Verbum, Genoma in Musica

The Residence for Researchers, making the saying "science is culture" its own motto, and in a permanent effort to encourage and promote both cultural and scientific creativity has developed activities such as the series of conferences on "Gens Millenium"; "Nanotechnology: XXI century paradigm"; "Proteomica: Tools for Daily Life in the Postgenomic Era"; "Contemporary Music; present prospectives in Catalonia"; or the exhibitions "People and Gens" and "Life Secrets: DNA cells. The cicle was held to celebrate de 50th anniversary of the double helix first structure description. Now we want to go further so as to link the world of science to that of culture at the very beginning of the new century: to put together the most contemporary musical creation to one of the scientific discoveries that is to revolutionise our existence: the decipher of the human genom.
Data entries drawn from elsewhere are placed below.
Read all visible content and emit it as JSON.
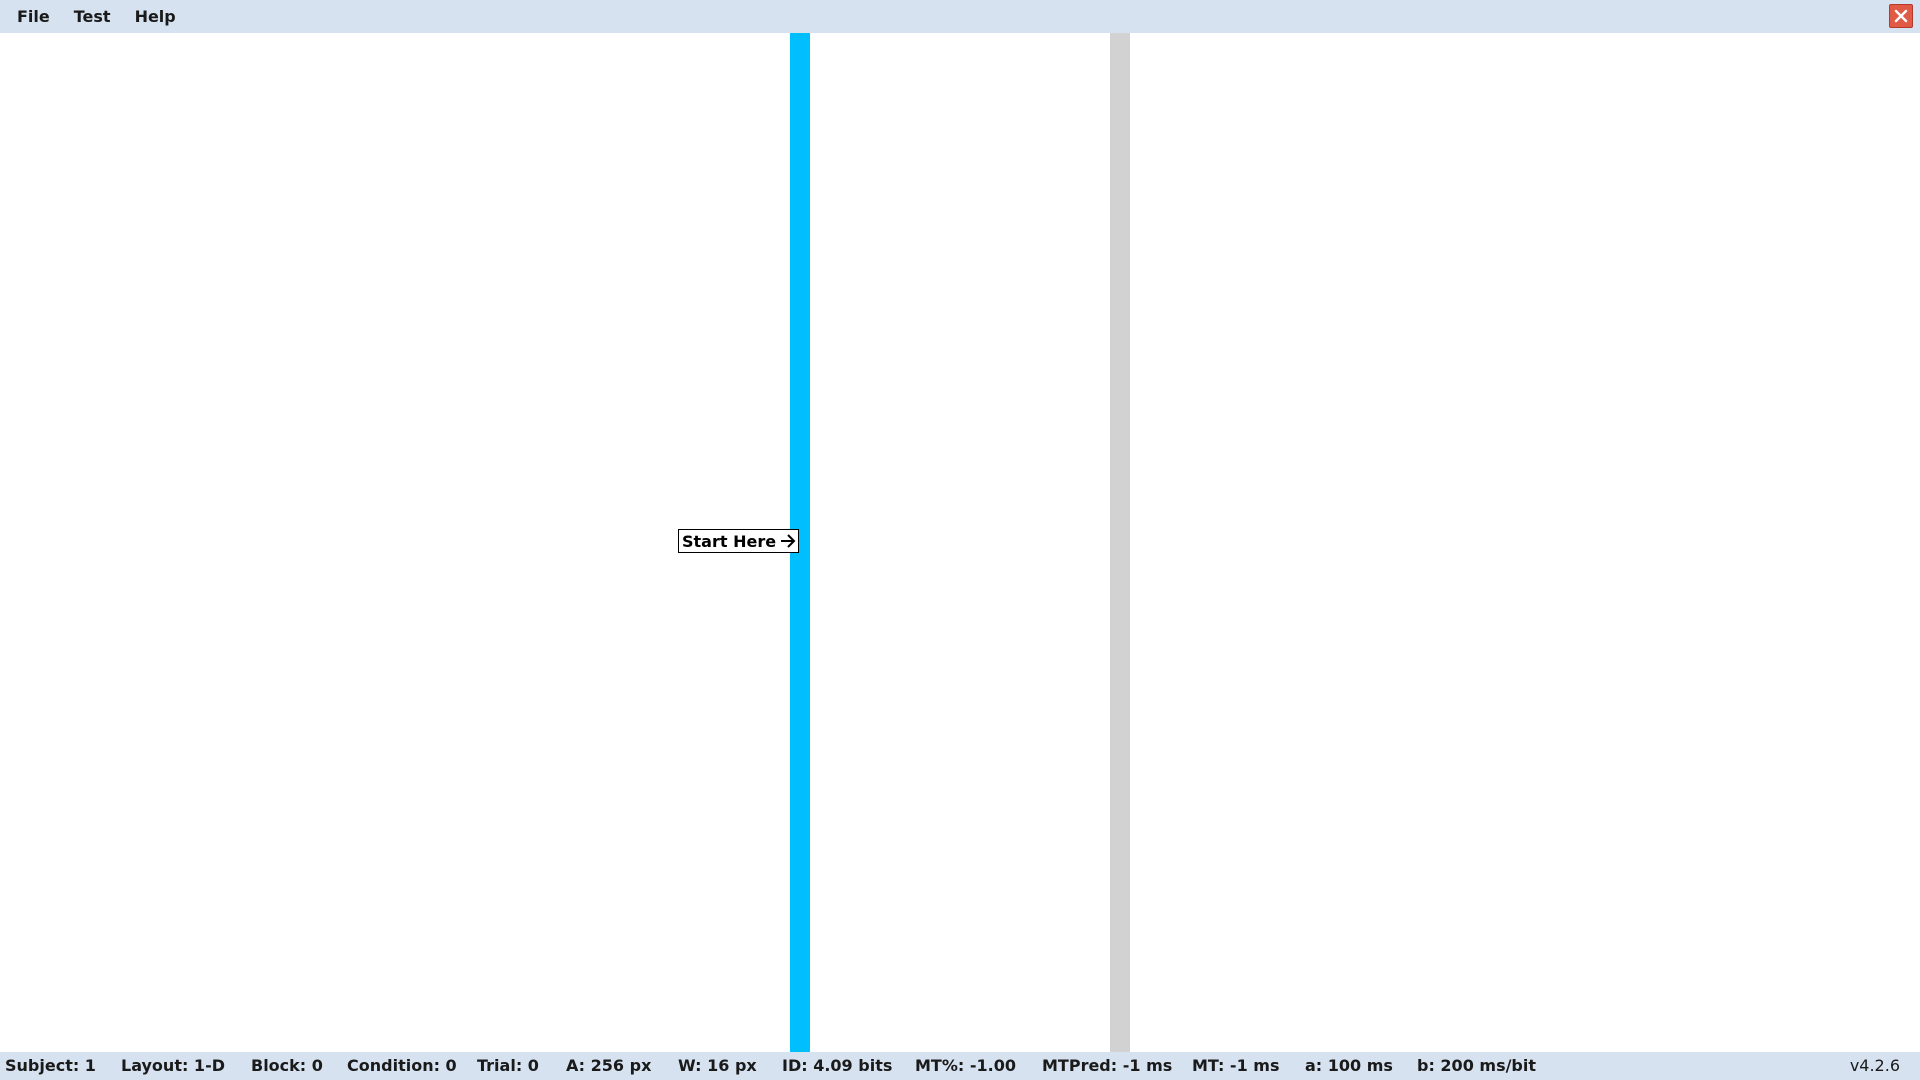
{
  "menu": {
    "items": [
      {
        "label": "File"
      },
      {
        "label": "Test"
      },
      {
        "label": "Help"
      }
    ]
  },
  "window": {
    "close_icon": "close-icon",
    "close_color": "#e05a45"
  },
  "canvas": {
    "start_label": "Start Here",
    "start_icon": "arrow-right-icon",
    "active_target_color": "#00bfff",
    "inactive_target_color": "#d2d2d2"
  },
  "status": {
    "subject": "Subject: 1",
    "layout": "Layout: 1-D",
    "block": "Block: 0",
    "condition": "Condition: 0",
    "trial": "Trial: 0",
    "amplitude": "A: 256 px",
    "width": "W: 16 px",
    "id": "ID: 4.09 bits",
    "mt_percent": "MT%: -1.00",
    "mt_pred": "MTPred: -1 ms",
    "mt": "MT: -1 ms",
    "a": "a: 100 ms",
    "b": "b: 200 ms/bit",
    "version": "v4.2.6"
  }
}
Through this initiative, the intention is to humanise and to put music to the extended debate this great scientific advance has generated over the future of our human species. The project was originated when Professor Joan Guinjoan was asked by the Residence for Researchers to compose a piece of music. The Professor, gifted by a spirit in permanent search and open minded to any new scientific advances, once he got to know the human genom, he felt a great creative impulse that resulted in this piece of music. Among the 30.000 genes that are thought to form part of the human genom, we were suggested and consequently given by the Professors Roderic Guigó and Francesc Abril, bioinformaticians at Pompeu Fabra University and signers of the first publication of the human genom (1), the gene sequence associated to speech, the FOXP2. Professor Guinjoan has represented the sequence in a poetical and musical transcription.
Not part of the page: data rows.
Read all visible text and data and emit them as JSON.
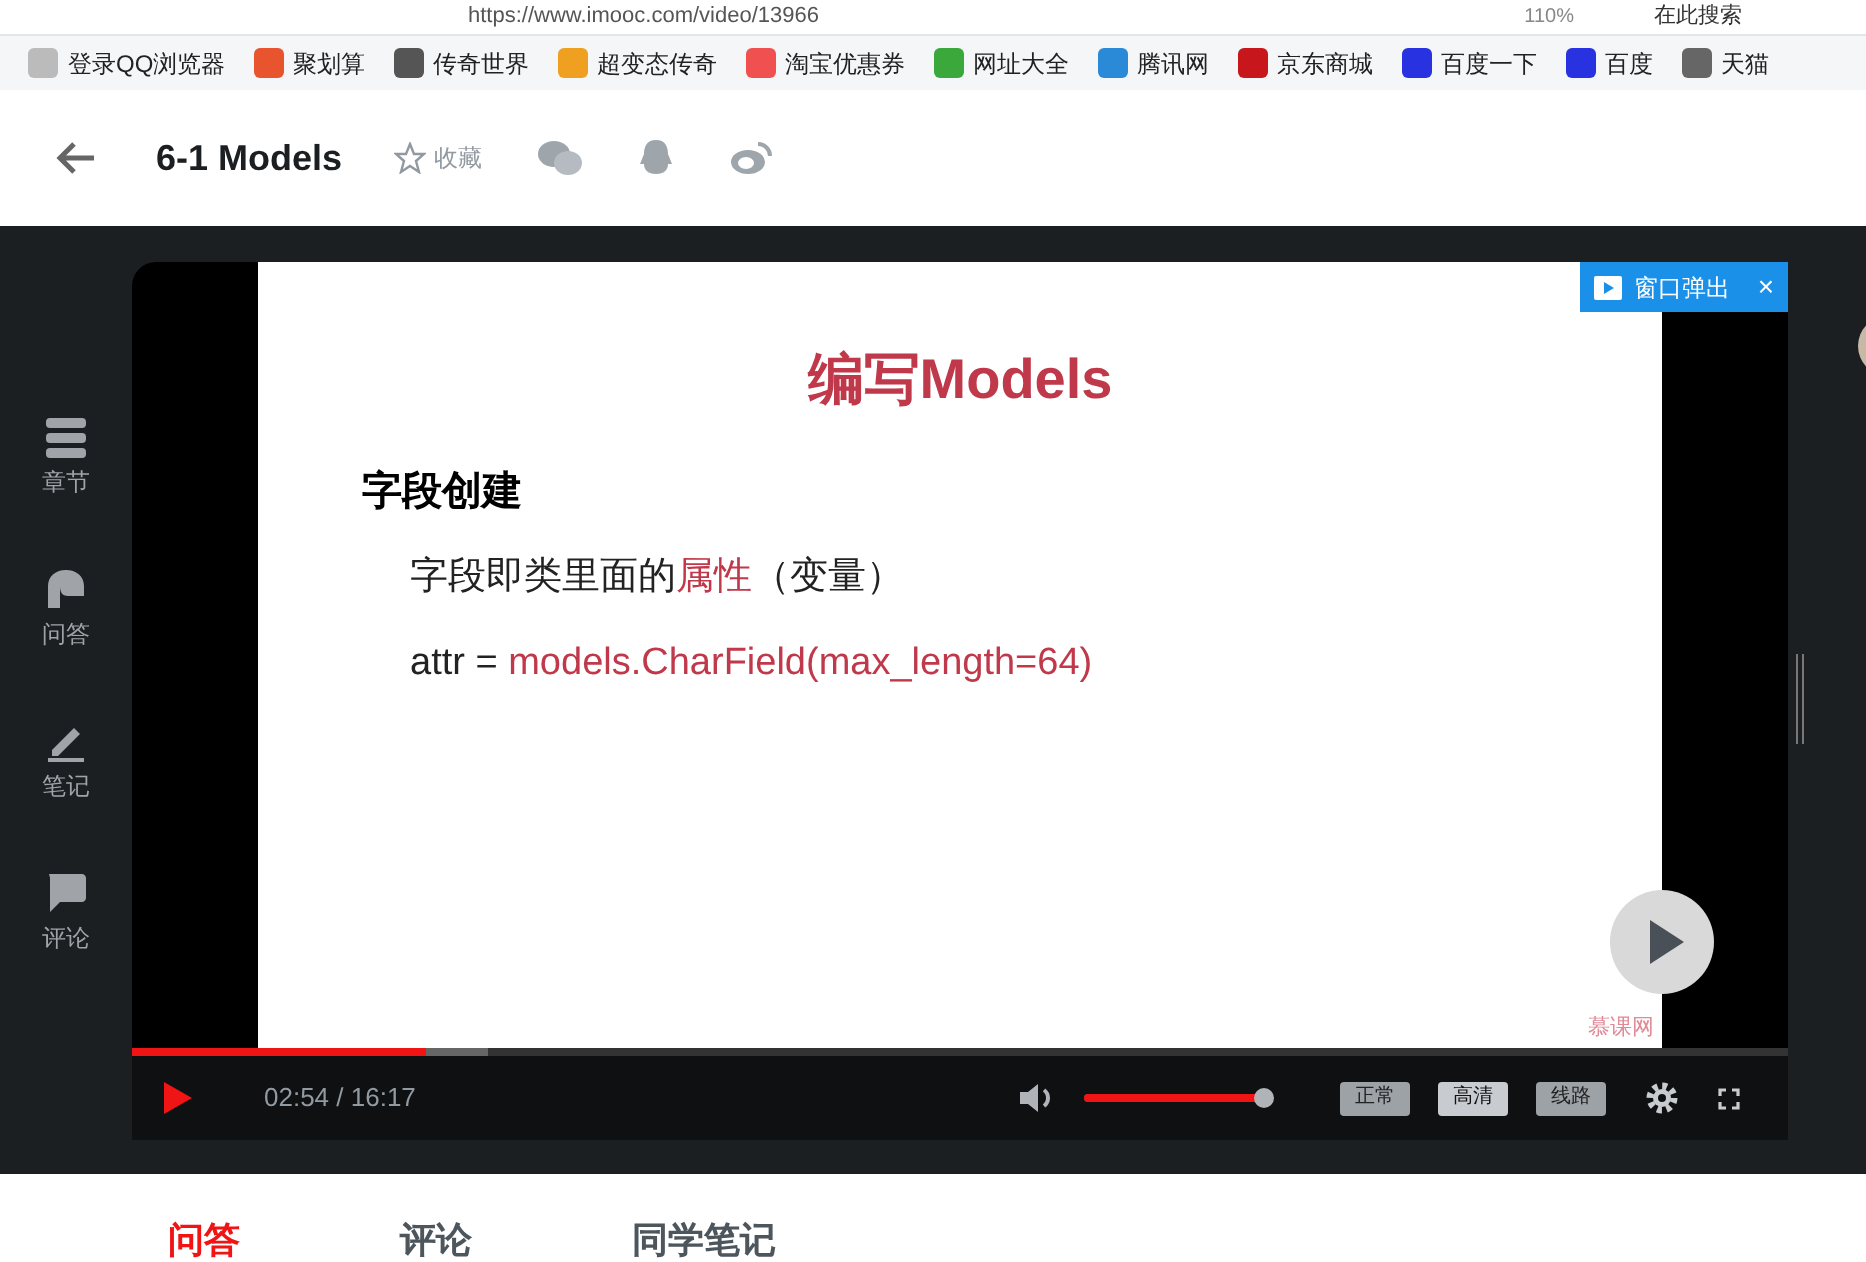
{
  "address_bar": {
    "url": "https://www.imooc.com/video/13966",
    "zoom": "110%",
    "search_placeholder": "在此搜索"
  },
  "bookmarks": [
    {
      "label": "登录QQ浏览器",
      "color": "#bbbbbb"
    },
    {
      "label": "聚划算",
      "color": "#e8542e"
    },
    {
      "label": "传奇世界",
      "color": "#555555"
    },
    {
      "label": "超变态传奇",
      "color": "#f0a020"
    },
    {
      "label": "淘宝优惠券",
      "color": "#f05050"
    },
    {
      "label": "网址大全",
      "color": "#3aa83a"
    },
    {
      "label": "腾讯网",
      "color": "#2a8ad8"
    },
    {
      "label": "京东商城",
      "color": "#c8161d"
    },
    {
      "label": "百度一下",
      "color": "#2932e1"
    },
    {
      "label": "百度",
      "color": "#2932e1"
    },
    {
      "label": "天猫",
      "color": "#666666"
    }
  ],
  "header": {
    "title": "6-1 Models",
    "favorite": "收藏"
  },
  "sidebar": {
    "items": [
      {
        "label": "章节",
        "kind": "chapters"
      },
      {
        "label": "问答",
        "kind": "qa"
      },
      {
        "label": "笔记",
        "kind": "notes"
      },
      {
        "label": "评论",
        "kind": "comments"
      }
    ]
  },
  "player": {
    "popout": "窗口弹出",
    "popout_close": "×",
    "slide": {
      "title": "编写Models",
      "heading": "字段创建",
      "lines": [
        [
          {
            "text": "字段即类里面的",
            "kind": "plain"
          },
          {
            "text": "属性",
            "kind": "highlight"
          },
          {
            "text": "（变量）",
            "kind": "plain"
          }
        ],
        [
          {
            "text": "attr = ",
            "kind": "plain"
          },
          {
            "text": "models.CharField(max_length=64)",
            "kind": "highlight"
          }
        ]
      ],
      "watermark": "慕课网"
    },
    "progress": {
      "level": 0.178
    },
    "buffer": {
      "level": 0.215
    },
    "time": "02:54 / 16:17",
    "volume": {
      "level": 1
    },
    "quality": [
      {
        "label": "正常",
        "selected": false
      },
      {
        "label": "高清",
        "selected": true
      },
      {
        "label": "线路",
        "selected": false
      }
    ]
  },
  "tabs": [
    {
      "label": "问答",
      "selected": true
    },
    {
      "label": "评论",
      "selected": false
    },
    {
      "label": "同学笔记",
      "selected": false
    }
  ]
}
Leaving apart the musical interpretation, we would like to point out that this gene has caught Professor Svante Pääbo's attention (2). This scientist is the Chief and Director of the Molecular Genetics Department at Max Planck Evolutionist Anthropology Institute. Professor Pääbo says that from FOXP2 it would be possible to determine the precise moment when a qualitative jump was made by humans, changing their behaviour completely; that is, when we achieved articulated language which enables us to sing, to produce sounds, music and poetry.

Dr. Sc. Francesc Farré i Rius

Dr. Lluís Calvo i Calvo

(1) Science, Vol 291 No5507 June 2001.
(2) S.Pääbo et al...,”Molecular Evolution of FOXP2, a Gene Involved in Speech and Language”
Nature 418: 869-872 (aug 22, 2002)